◆ PROBLEM TO WORK ON ◆
Restate the records exactly. Include all of them.

◆ ENTRIES PROVIDED ◆
*** Begin section ***
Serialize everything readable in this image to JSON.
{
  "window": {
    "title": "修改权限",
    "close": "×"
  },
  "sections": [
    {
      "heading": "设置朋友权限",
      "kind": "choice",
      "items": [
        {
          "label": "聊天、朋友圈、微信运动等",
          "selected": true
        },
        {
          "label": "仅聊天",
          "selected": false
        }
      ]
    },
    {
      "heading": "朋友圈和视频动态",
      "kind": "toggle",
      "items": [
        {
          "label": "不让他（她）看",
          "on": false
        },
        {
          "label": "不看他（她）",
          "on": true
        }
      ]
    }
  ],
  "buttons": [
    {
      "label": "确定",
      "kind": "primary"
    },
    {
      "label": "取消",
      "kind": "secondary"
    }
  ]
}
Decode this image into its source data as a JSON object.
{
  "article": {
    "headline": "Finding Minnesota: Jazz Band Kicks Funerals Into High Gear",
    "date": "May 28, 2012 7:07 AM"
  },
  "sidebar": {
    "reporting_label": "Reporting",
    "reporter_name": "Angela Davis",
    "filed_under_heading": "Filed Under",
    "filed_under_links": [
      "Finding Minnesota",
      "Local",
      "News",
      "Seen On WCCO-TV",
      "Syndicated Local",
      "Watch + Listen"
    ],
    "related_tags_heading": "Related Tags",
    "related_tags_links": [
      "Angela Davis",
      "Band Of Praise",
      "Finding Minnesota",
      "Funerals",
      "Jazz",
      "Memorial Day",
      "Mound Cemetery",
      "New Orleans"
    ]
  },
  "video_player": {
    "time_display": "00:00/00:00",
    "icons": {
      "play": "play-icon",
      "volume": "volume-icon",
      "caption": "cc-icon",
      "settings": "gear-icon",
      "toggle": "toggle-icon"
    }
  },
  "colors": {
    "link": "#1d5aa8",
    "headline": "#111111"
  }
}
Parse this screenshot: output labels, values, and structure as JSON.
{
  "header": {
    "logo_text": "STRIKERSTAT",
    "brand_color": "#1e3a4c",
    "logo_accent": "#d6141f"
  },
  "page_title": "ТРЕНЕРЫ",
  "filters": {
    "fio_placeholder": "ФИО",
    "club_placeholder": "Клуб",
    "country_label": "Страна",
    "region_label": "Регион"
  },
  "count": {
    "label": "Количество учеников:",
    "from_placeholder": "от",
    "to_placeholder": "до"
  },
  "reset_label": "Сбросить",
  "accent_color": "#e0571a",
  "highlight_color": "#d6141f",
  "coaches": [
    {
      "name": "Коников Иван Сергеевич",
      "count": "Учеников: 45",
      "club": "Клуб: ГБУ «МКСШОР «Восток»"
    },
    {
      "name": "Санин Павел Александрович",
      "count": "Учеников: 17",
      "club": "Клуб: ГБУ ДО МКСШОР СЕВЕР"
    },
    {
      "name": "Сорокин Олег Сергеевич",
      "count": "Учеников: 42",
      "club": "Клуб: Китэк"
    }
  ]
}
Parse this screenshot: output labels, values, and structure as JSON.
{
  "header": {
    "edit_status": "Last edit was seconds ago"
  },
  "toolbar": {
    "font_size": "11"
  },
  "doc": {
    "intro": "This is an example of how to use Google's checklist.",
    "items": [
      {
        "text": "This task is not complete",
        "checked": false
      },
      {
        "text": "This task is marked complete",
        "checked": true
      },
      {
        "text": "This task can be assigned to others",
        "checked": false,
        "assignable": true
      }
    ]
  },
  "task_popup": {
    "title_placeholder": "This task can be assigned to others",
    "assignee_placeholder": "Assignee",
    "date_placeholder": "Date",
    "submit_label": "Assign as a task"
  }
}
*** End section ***
◆ EXPECTED ANSWER ◆
Serialize everything readable in this image to JSON.
{
  "window": {
    "title": "修改权限",
    "close": "×"
  },
  "sections": [
    {
      "heading": "设置朋友权限",
      "kind": "choice",
      "items": [
        {
          "label": "聊天、朋友圈、微信运动等",
          "selected": true
        },
        {
          "label": "仅聊天",
          "selected": false
        }
      ]
    },
    {
      "heading": "朋友圈和视频动态",
      "kind": "toggle",
      "items": [
        {
          "label": "不让他（她）看",
          "on": false
        },
        {
          "label": "不看他（她）",
          "on": true
        }
      ]
    }
  ],
  "buttons": [
    {
      "label": "确定",
      "kind": "primary"
    },
    {
      "label": "取消",
      "kind": "secondary"
    }
  ]
}
Decode this image into its source data as a JSON object.
{
  "article": {
    "headline": "Finding Minnesota: Jazz Band Kicks Funerals Into High Gear",
    "date": "May 28, 2012 7:07 AM"
  },
  "sidebar": {
    "reporting_label": "Reporting",
    "reporter_name": "Angela Davis",
    "filed_under_heading": "Filed Under",
    "filed_under_links": [
      "Finding Minnesota",
      "Local",
      "News",
      "Seen On WCCO-TV",
      "Syndicated Local",
      "Watch + Listen"
    ],
    "related_tags_heading": "Related Tags",
    "related_tags_links": [
      "Angela Davis",
      "Band Of Praise",
      "Finding Minnesota",
      "Funerals",
      "Jazz",
      "Memorial Day",
      "Mound Cemetery",
      "New Orleans"
    ]
  },
  "video_player": {
    "time_display": "00:00/00:00",
    "icons": {
      "play": "play-icon",
      "volume": "volume-icon",
      "caption": "cc-icon",
      "settings": "gear-icon",
      "toggle": "toggle-icon"
    }
  },
  "colors": {
    "link": "#1d5aa8",
    "headline": "#111111"
  }
}
Parse this screenshot: output labels, values, and structure as JSON.
{
  "header": {
    "logo_text": "STRIKERSTAT",
    "brand_color": "#1e3a4c",
    "logo_accent": "#d6141f"
  },
  "page_title": "ТРЕНЕРЫ",
  "filters": {
    "fio_placeholder": "ФИО",
    "club_placeholder": "Клуб",
    "country_label": "Страна",
    "region_label": "Регион"
  },
  "count": {
    "label": "Количество учеников:",
    "from_placeholder": "от",
    "to_placeholder": "до"
  },
  "reset_label": "Сбросить",
  "accent_color": "#e0571a",
  "highlight_color": "#d6141f",
  "coaches": [
    {
      "name": "Коников Иван Сергеевич",
      "count": "Учеников: 45",
      "club": "Клуб: ГБУ «МКСШОР «Восток»"
    },
    {
      "name": "Санин Павел Александрович",
      "count": "Учеников: 17",
      "club": "Клуб: ГБУ ДО МКСШОР СЕВЕР"
    },
    {
      "name": "Сорокин Олег Сергеевич",
      "count": "Учеников: 42",
      "club": "Клуб: Китэк"
    }
  ]
}
Parse this screenshot: output labels, values, and structure as JSON.
{
  "header": {
    "edit_status": "Last edit was seconds ago"
  },
  "toolbar": {
    "font_size": "11"
  },
  "doc": {
    "intro": "This is an example of how to use Google's checklist.",
    "items": [
      {
        "text": "This task is not complete",
        "checked": false
      },
      {
        "text": "This task is marked complete",
        "checked": true
      },
      {
        "text": "This task can be assigned to others",
        "checked": false,
        "assignable": true
      }
    ]
  },
  "task_popup": {
    "title_placeholder": "This task can be assigned to others",
    "assignee_placeholder": "Assignee",
    "date_placeholder": "Date",
    "submit_label": "Assign as a task"
  }
}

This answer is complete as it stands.